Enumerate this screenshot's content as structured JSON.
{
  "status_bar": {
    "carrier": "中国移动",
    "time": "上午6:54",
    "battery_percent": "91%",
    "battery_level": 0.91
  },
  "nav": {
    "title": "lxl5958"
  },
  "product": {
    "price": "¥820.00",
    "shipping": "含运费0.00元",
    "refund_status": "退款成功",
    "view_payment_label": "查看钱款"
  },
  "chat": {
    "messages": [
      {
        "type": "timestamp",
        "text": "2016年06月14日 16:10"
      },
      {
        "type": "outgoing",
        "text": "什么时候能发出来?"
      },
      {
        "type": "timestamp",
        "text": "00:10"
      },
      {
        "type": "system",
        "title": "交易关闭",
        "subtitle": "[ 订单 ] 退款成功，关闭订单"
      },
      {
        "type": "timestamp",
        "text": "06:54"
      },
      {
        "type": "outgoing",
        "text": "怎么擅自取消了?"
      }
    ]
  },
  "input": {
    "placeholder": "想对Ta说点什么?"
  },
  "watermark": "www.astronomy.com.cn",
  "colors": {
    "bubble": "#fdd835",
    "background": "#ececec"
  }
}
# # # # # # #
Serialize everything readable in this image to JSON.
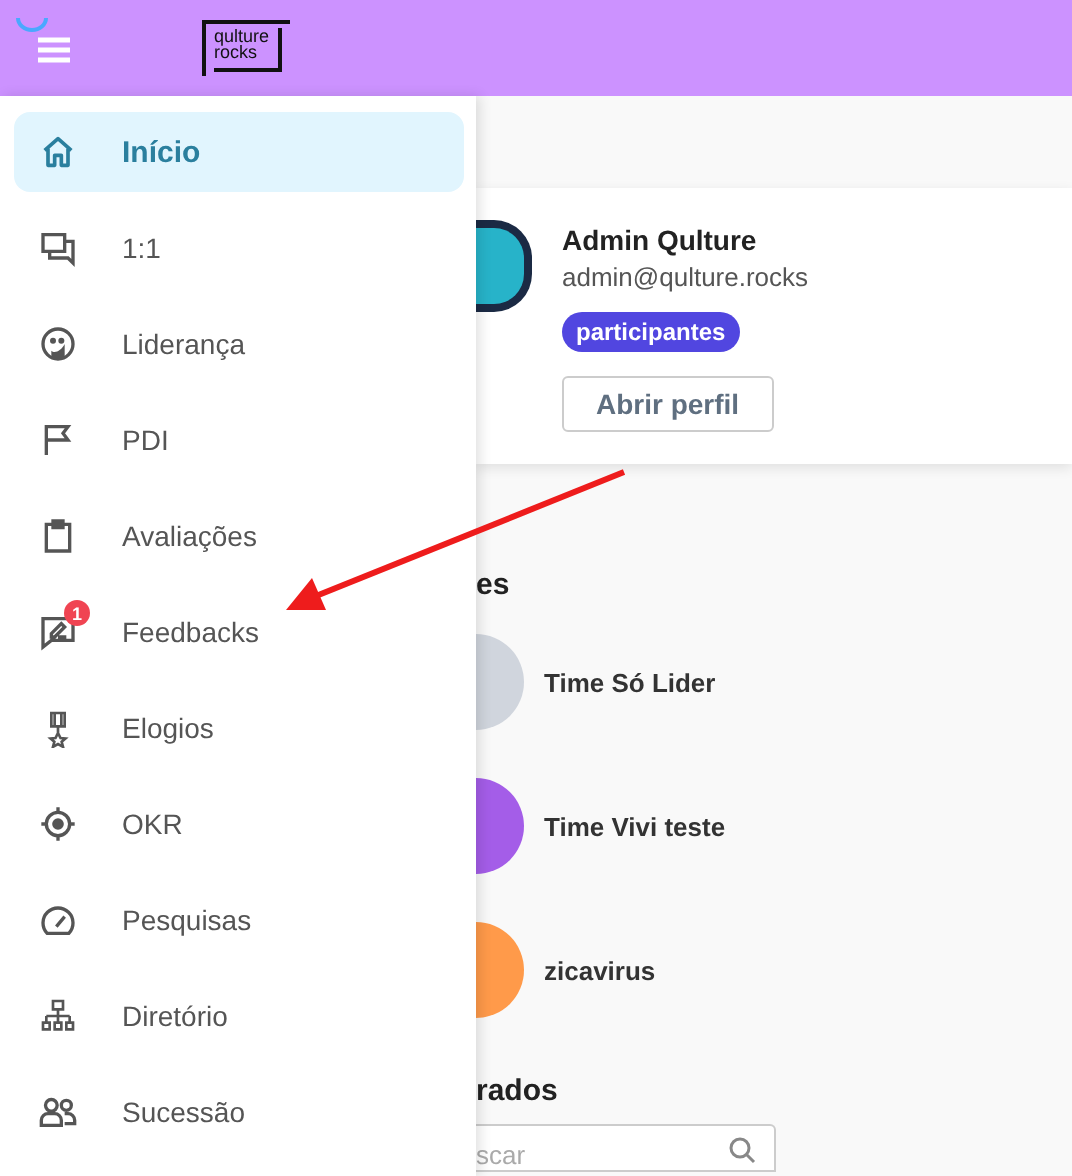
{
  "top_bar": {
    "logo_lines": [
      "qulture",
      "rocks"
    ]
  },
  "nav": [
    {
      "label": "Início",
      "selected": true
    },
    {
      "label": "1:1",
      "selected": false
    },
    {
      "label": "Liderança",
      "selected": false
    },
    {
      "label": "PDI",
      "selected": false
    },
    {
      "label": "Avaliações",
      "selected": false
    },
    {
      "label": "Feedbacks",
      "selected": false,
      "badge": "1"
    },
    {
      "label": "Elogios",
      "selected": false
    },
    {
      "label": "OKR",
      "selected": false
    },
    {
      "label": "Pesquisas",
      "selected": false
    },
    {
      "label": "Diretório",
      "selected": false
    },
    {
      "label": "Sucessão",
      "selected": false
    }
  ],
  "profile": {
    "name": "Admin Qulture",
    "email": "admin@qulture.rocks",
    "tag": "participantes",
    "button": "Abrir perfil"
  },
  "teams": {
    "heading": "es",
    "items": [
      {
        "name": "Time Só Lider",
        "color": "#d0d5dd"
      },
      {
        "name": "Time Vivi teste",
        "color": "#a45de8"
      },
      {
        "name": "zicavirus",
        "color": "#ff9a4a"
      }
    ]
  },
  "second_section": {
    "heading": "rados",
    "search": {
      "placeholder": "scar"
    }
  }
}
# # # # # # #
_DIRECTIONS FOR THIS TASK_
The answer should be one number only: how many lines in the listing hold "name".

_RESULT OF THIS TASK_
4